Guadalupe is joined by Deanna Koestel, who will co-chair the construction law practice with litigator Keith McDonald, and transactional attorney Oren Chaplin.
“My own strong instincts were that these were people of high character and integrity and exactly the kind of lawyers we were trying to attract,” Pashman Stein co-founder and Managing Partner Michael Stein said of his initial meeting with the incoming attorneys. “I think they were excited by some of our initiatives, and by the depth of our litigation bench, and the work that we were doing through the Stein Center which does a lot of high impact policy litigation, much of it on a pro bono basis. I think they like the sense of social consciousness.”
“Where it all begins and frankly ends, it was a sense of comfort, a sense that this felt like it would be a comfortable fit for them and the same sense on our part,” he said.
Guadalupe represents clients in commercial litigation and outside general counsel assistance with a specialty in construction, manufacturing and distribution, business disputes, medical device companies, professional liability, franchise law, arbitrations and mediations, and international matters. His clients include two major pharmaceutical companies, a national dairy products manufacturer, and a global chocolate products manufacturer; and has been counsel to the Newark Housing Authority, the City of Perth Amboy, and the Perth Amboy Business Improvement District.
Koestel’s practice concentrates on commercial litigation, construction law, shareholder disputes, and general business law matters in New Jersey and New York. Koestel has represented clients in many different industries and has significant expertise representing clients in the construction, food and beverage, and health care industries. She often acts as an outside general counsel to her clients.
Chaplin is a corporate and business law attorney who acts as outside general counsel to businesses and business owners on legal, compliance, and contracting issues in regular operations and special transactions and initiatives. He works with clients in the medical, financial services, food and beverage, pharmaceuticals and life sciences, fashion, photography and the arts, manufacturing, higher education, and professional services sectors.

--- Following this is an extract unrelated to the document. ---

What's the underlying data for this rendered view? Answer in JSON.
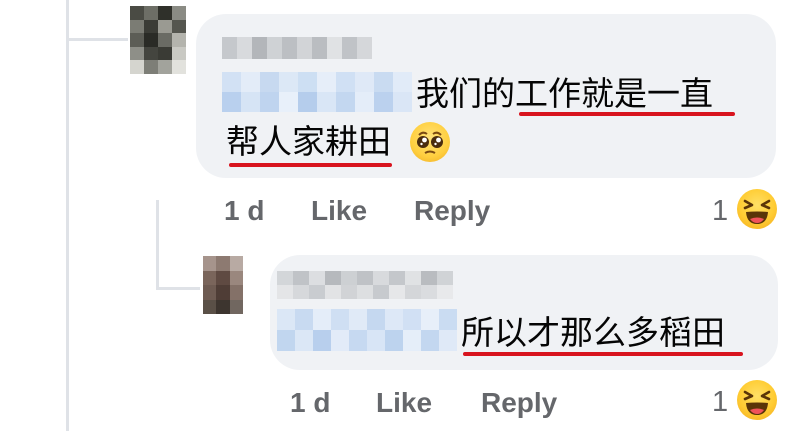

McDonald’s practice concentrates on commercial litigation, labor and employment law, and higher education law. Recently litigated cases include those related to false advertising, product disparagement, restrictive covenants, and contract-related disputes. McDonald’s labor and employment law practice has him representing employees and management in all aspects of employment law with a focus on litigating discrimination, retaliation, and whistleblower claims.
Pashman Stein already boasted a strong litigation bench and, Stein said, the firm wasn’t necessarily looking to strengthen it further.
“It was more of a situation that sometimes opportunity that you’re not looking for knocks,” he said. “By way of example, we were not necessarily looking to expand geographically into Monmouth County, but years ago I was introduced to Jay Colao and Tracy Julian who head up our Monmouth County office and there was almost an immediate sense of connection. The sense that I had that these were lawyers who we wanted to work with, and it led to more serious conversations and to them joining the firm. It was the same journey we took mutually, the lawyers from Pashman Stein and the lawyers from Norris McLaughlin.”
Pashman Stein has been talking to the four incoming attorneys since late last year because bringing on new people, or moving to a different firm, aren’t decisions to be rushed.
“From our perspective, there’s no decision more significant than bringing on new people. That old adage ‘it just takes one bad apple to upset the apple cart,’ you really want to make sure the people you’re bringing in aren’t just good lawyers but good people,” Stein said. “These lawyers had been at Norris their entire career and knew that firm well and had great friendships and respect for that institution, and this was a very big deal for them. This all takes a long time to really do your due diligence and make sure it’s the right move for everyone.”